If Britain chooses to exit the European Union in June the shares of big banks will be affected, but not for long, analysts say.
Several large banks, including Goldman Sachs (GS) - Get Goldman Sachs Group, Inc. (GS) Report , Citigroup (C) - Get Citigroup Inc. Report , JPMorgan (JPM) - Get JPMorgan Chase & Co. (JPM) Report , and Wells Fargo (WFC) - Get Wells Fargo & Company Report use London as a hub for their EU operations.
That may change, though, if Britain votes to exit the EU early this summer.
"Essentially what we're talking about is a real estate situation," said Dick Bove, analyst at Rafferty Capital Markets.
According to analysts, big banks will take a substantial hit when it comes to relocation and staffing. The hit, though, as Bove said, will be a one-time thing.
"It's not as if they're going to lose customers," said Marty Mosby, director of bank and equity strategy at broker-dealer Vining & Sparks. "It's more of a burden they'll have to go through. Depending on how it's evolving, I think it's something that will have an unfavorable impact, you're introducing uncertainty and risk."
Mosby said that Goldman Sachs is already trading at a discount, not only because of poor first quarter earnings, but also because a potential Brexit is looming.
"If you saw a vote to say that Britain will stay in, you would see a lift in share price, and if you see a vote to leave, then you'll see more pressure," Mosby said. "We'll have to see that unfold as it gets closer, if it seems like. For the most part right now, there's some of that already priced in."
It's not just Goldman that is feeling the squeeze of a potential Brexit, though.
"You would still see JPMorgan, Citigroup being impacted," Mosby said. "Everybody who is doing business will be impacted."
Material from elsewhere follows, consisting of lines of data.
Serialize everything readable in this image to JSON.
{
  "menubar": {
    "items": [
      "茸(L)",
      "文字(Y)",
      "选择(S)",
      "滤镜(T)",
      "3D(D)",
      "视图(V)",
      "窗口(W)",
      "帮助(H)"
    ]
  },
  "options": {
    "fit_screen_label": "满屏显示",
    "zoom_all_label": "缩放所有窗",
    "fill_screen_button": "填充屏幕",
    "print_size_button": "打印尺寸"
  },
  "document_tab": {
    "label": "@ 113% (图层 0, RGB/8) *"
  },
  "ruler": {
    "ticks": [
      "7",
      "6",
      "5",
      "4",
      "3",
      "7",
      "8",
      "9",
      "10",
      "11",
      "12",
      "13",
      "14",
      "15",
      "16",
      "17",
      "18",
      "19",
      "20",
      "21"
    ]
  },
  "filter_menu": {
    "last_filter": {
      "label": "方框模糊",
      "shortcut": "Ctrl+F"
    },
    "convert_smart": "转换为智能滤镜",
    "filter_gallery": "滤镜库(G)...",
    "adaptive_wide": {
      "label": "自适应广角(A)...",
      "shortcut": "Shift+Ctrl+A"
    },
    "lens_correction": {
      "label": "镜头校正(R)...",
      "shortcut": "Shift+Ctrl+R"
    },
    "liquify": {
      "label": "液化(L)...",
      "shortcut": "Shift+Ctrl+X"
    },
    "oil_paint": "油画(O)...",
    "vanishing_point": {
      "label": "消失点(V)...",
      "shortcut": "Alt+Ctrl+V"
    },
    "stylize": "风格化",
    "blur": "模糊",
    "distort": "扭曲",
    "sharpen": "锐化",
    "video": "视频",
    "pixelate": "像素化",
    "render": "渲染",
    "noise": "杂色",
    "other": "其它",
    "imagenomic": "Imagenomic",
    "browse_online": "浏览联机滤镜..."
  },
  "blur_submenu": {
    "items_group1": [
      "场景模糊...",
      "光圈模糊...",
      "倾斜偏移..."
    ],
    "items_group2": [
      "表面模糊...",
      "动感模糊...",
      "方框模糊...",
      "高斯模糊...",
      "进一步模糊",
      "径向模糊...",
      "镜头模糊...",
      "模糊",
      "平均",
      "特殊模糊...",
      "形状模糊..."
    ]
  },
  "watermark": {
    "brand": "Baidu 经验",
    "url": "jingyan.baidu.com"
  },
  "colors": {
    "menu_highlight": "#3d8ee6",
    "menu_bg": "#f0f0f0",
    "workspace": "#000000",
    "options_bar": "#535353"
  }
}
Bove advised shareholders to hold on to their pieces of big banks, for now at least.
"People like to freak out over everything, so I'm sure they'll freak out over the fact that Britain left," Bove said. "Maybe the share price is affected, but I would think it would be a mistake to sell them based on a real estate situation."
Even if Britain exits the EU, shareholders may not have to worry at all, Mosby said.
"Even if Britain leaves the EU, doesn't mean that the EU says they're not going to allow Britain to do business with [them]," Mosby said. "In 2019, they are allowing the financial institutions to do business not in the EU, as long as their regulatory standards are as stringent."
Goldman Sachs was trading at $153.33 on Tuesday morning, down 29% from the company's year high of $218.77 it hit on June 23.
Citigroup was trading at $41.65 Tuesday morning, down 31% from its year high of $60.95, which it hit on July 22, 2015.
JPMorgan was trading at $58.67 Tuesday morning, down 17% from its year high of $70.61, which it hit on July 22, 2015 as well.
Wells Fargo was trading at $47.26 Tuesday morning, down 19% from its year high of $58.77, which it also reached on July 22, 2015.